“Late last year, after Philip Jones, the DCVB’s president, tossed out a plan to have taxpayers pay for a $300 million addition to the convention center, I took a look into the finances and found that it lost $37 million per year before debt service and $54 million after interest expense — amounts that were virtually identical to its losses prior to the opening of the half-billion-dollar city-owned Omni Convention Center Hotel in 2010 (one of the primary justifications for building the hotel was that it would drive more business to the convention center and stop its losses).”
Throughout his piece, journalist Wylie H Dallas discloses how falsely Convention Center projects project their ROIs: “…didn’t [Philip Jones, the DCVB’s president] tell the Economic Development Committee on August 17 that the number was $662 million? And isn’t $662 million less than $700 million? Which number is correct, the number in the city’s financial report or the number in the city council briefing?”
In the words of the San Diego Reader, “There are two particularly noisome kinds of welfare for the superrich: subsidization of pro sports facilities and subsidization of hotels. Leave it to San Diego to combine the two so taxpayers may have to cast only one vote in November to bestow big bucks on both kinds of billionaires.”
Because the truth about convention center finances is often hidden, you may not know about the hotel/convention center taxpayer fleece job. First, the construction of large hotels is often subsidized — say 15 percent of the cost.
Then, year after year, convention centers are huge drains on local governments. Heywood Sanders, who accurately predicted the vast overbuilding of American centers back in 2005 for the Brookings Institution and in 2014 wrote an exhaustive book on the topic, Convention Center Follies, says, “Only a tiny handful of convention centers in the U.S. actually make an operating profit” — that is, bring in enough income to cover expenses. Fewer than 5 percent of U.S. centers have income topping expenses.

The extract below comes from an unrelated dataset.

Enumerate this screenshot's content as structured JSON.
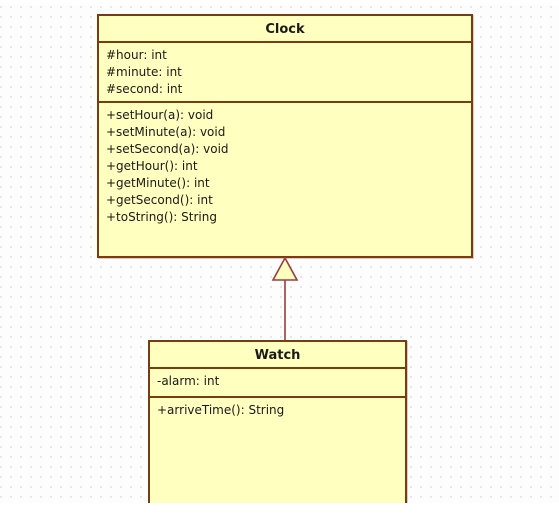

As with many Convention Centers, the one Seattle bought came with many promises for the community, including funding for the arts and public housing. However, as the costs for that project, now well over $1.6 billion, the project has taken unexpected tolls on the Seattle community, as the Urbanist reported:
“The WSCC has been pushing for the tax increase since at least the 2016-2017 legislative session, after the project budget was increased from $1.4 billion to $1.6 billion. Another project budget increase of $100 million came earlier this year, and much of that latest increase was tied to the agreement with the Community Package Coalition, which would provide lump sum payments to community groups for projects such as Freeway Park improvements, a study to lid I-5, and payments for affordable housing (the largest piece of the package)…
[But while] those staying in a hotel or motel after losing permanent housing are not counted in most statistics related to homelessness, King County’s 2017 Count Us In survey identified 5% of respondents previously lived in hotels or motels immediately prior to experiencing homelessness. Additionally, according to data collected by the Washington State Office of the Superintendant of Public Instruction (OSPI), over 500 homeless students in King County school districts relied on shelter in hotels or motels at some point during the year, due to lack of alternate housing. These small, older motels, which are not always the best housing option available, often serve as a last resort before living on the street. The increased tax base hits a portion of the population that doesn’t neatly fall into the ‘out of town’ revenue sources that the lodging tax is supposed to tap.”